-- EXERCISE OBJECTIVE --
Whenever a line below includes the word "letters", copy that line.

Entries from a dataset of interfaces
>>>>>

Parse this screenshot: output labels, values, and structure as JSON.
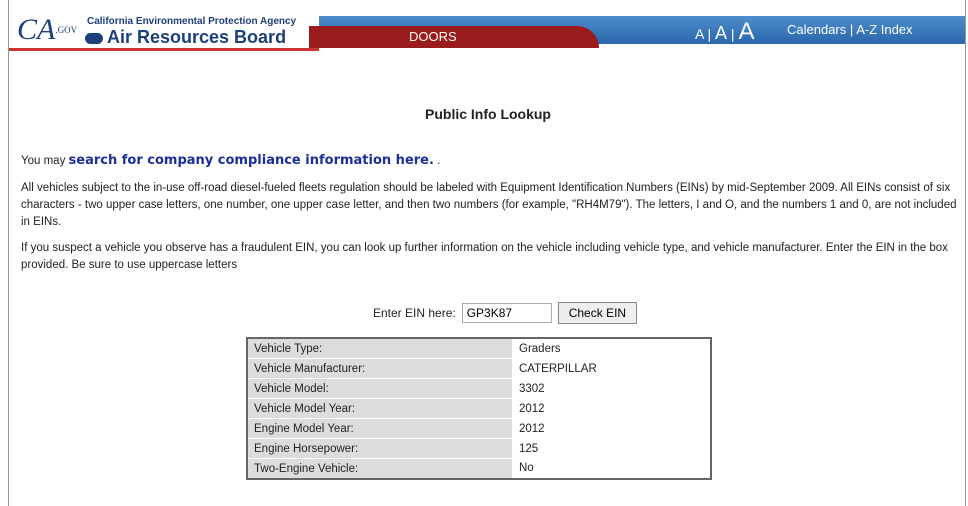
{
  "header": {
    "logo_text": "CA",
    "logo_sub": ".GOV",
    "agency": "California Environmental Protection Agency",
    "board": "Air Resources Board",
    "tab": "DOORS",
    "text_size_small": "A",
    "text_size_medium": "A",
    "text_size_large": "A",
    "link_calendars": "Calendars",
    "separator": "|",
    "link_az": "A-Z Index"
  },
  "main": {
    "title": "Public Info Lookup",
    "intro_prefix": "You may ",
    "intro_link": "search for company compliance information here.",
    "intro_suffix": " .",
    "para1": "All vehicles subject to the in-use off-road diesel-fueled fleets regulation should be labeled with Equipment Identification Numbers (EINs) by mid-September 2009. All EINs consist of six characters - two upper case letters, one number, one upper case letter, and then two numbers (for example, \"RH4M79\"). The letters, I and O, and the numbers 1 and 0, are not included in EINs.",
    "para2": "If you suspect a vehicle you observe has a fraudulent EIN, you can look up further information on the vehicle including vehicle type, and vehicle manufacturer. Enter the EIN in the box provided. Be sure to use uppercase letters",
    "ein_label": "Enter EIN here:",
    "ein_value": "GP3K87",
    "check_button": "Check EIN"
  },
  "results": [
    {
      "label": "Vehicle Type:",
      "value": "Graders"
    },
    {
      "label": "Vehicle Manufacturer:",
      "value": "CATERPILLAR"
    },
    {
      "label": "Vehicle Model:",
      "value": "3302"
    },
    {
      "label": "Vehicle Model Year:",
      "value": "2012"
    },
    {
      "label": "Engine Model Year:",
      "value": "2012"
    },
    {
      "label": "Engine Horsepower:",
      "value": "125"
    },
    {
      "label": "Two-Engine Vehicle:",
      "value": "No"
    }
  ]
}
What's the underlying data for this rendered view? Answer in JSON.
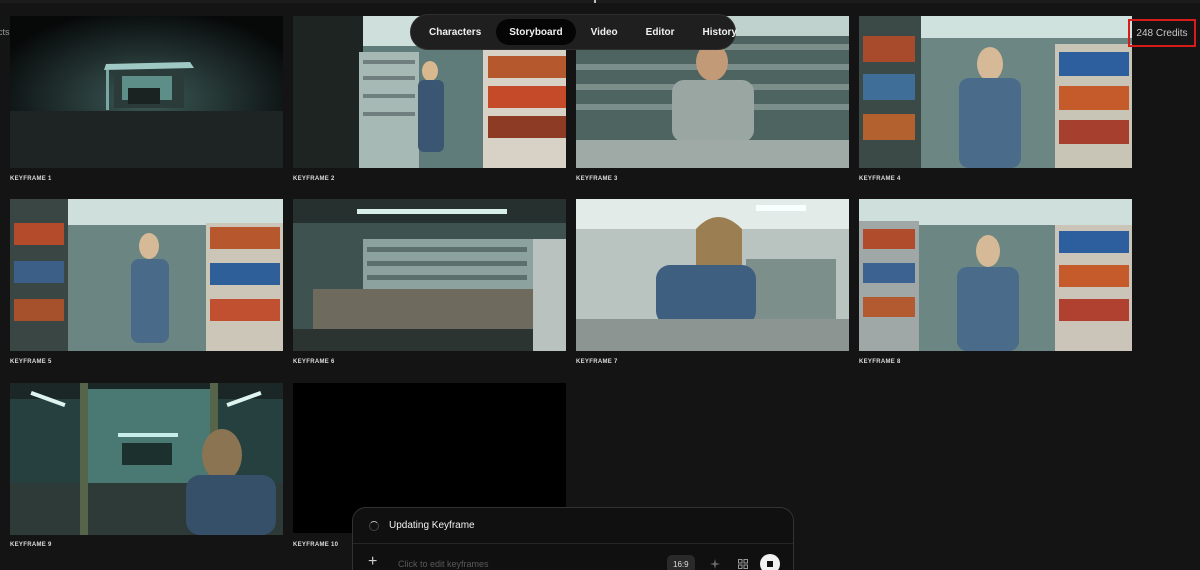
{
  "topbar": {
    "left_text": "cts",
    "mail_icon": "mail-icon",
    "help_icon": "help-circle-icon",
    "credits": "248 Credits"
  },
  "nav": {
    "tabs": [
      {
        "label": "Characters",
        "active": false
      },
      {
        "label": "Storyboard",
        "active": true
      },
      {
        "label": "Video",
        "active": false
      },
      {
        "label": "Editor",
        "active": false
      },
      {
        "label": "History",
        "active": false
      }
    ]
  },
  "keyframes": [
    {
      "label": "KEYFRAME 1"
    },
    {
      "label": "KEYFRAME 2"
    },
    {
      "label": "KEYFRAME 3"
    },
    {
      "label": "KEYFRAME 4"
    },
    {
      "label": "KEYFRAME 5"
    },
    {
      "label": "KEYFRAME 6"
    },
    {
      "label": "KEYFRAME 7"
    },
    {
      "label": "KEYFRAME 8"
    },
    {
      "label": "KEYFRAME 9"
    },
    {
      "label": "KEYFRAME 10"
    }
  ],
  "panel": {
    "status": "Updating Keyframe",
    "prompt_placeholder": "Click to edit keyframes",
    "aspect_ratio": "16:9",
    "icons": [
      "plus-icon",
      "sparkle-icon",
      "grid-icon",
      "stop-icon"
    ]
  },
  "colors": {
    "background": "#141414",
    "credits_highlight": "#d81c1c",
    "active_tab": "#050505"
  }
}
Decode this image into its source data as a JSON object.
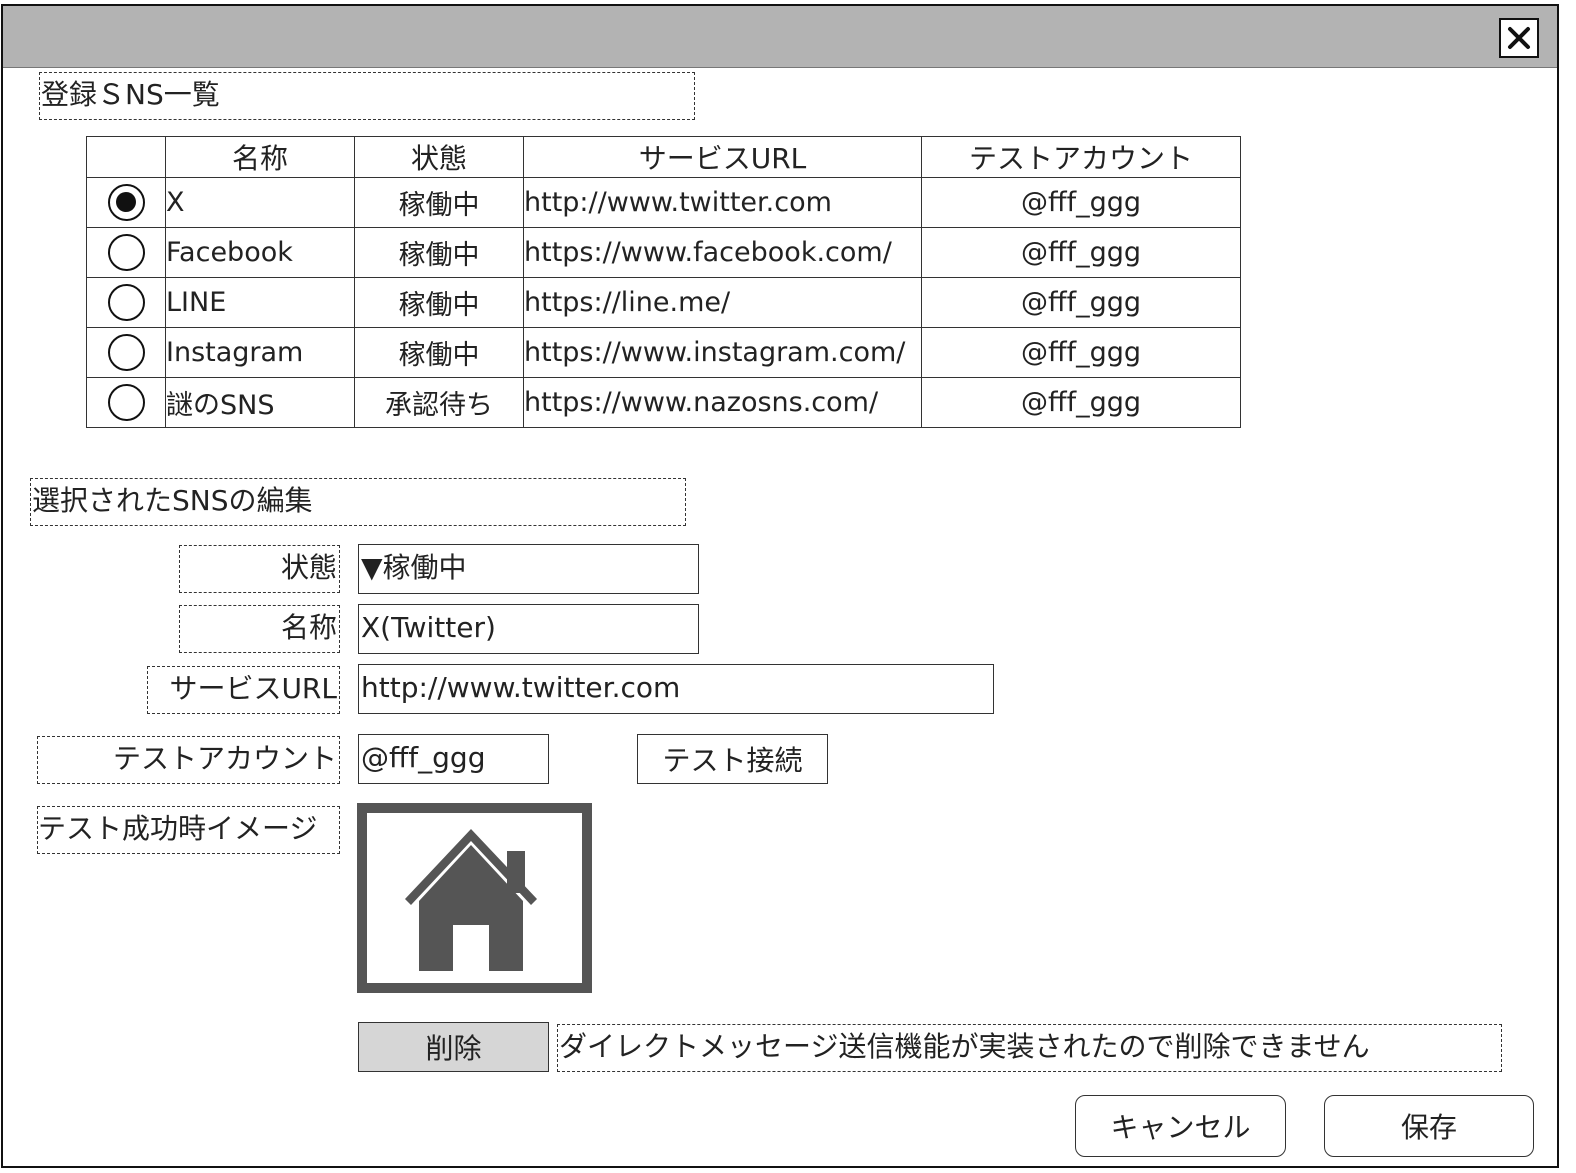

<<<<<

-- TASK ANSWER --
    "para1": "All vehicles subject to the in-use off-road diesel-fueled fleets regulation should be labeled with Equipment Identification Numbers (EINs) by mid-September 2009. All EINs consist of six characters - two upper case letters, one number, one upper case letter, and then two numbers (for example, \"RH4M79\"). The letters, I and O, and the numbers 1 and 0, are not included in EINs.",
    "para2": "If you suspect a vehicle you observe has a fraudulent EIN, you can look up further information on the vehicle including vehicle type, and vehicle manufacturer. Enter the EIN in the box provided. Be sure to use uppercase letters",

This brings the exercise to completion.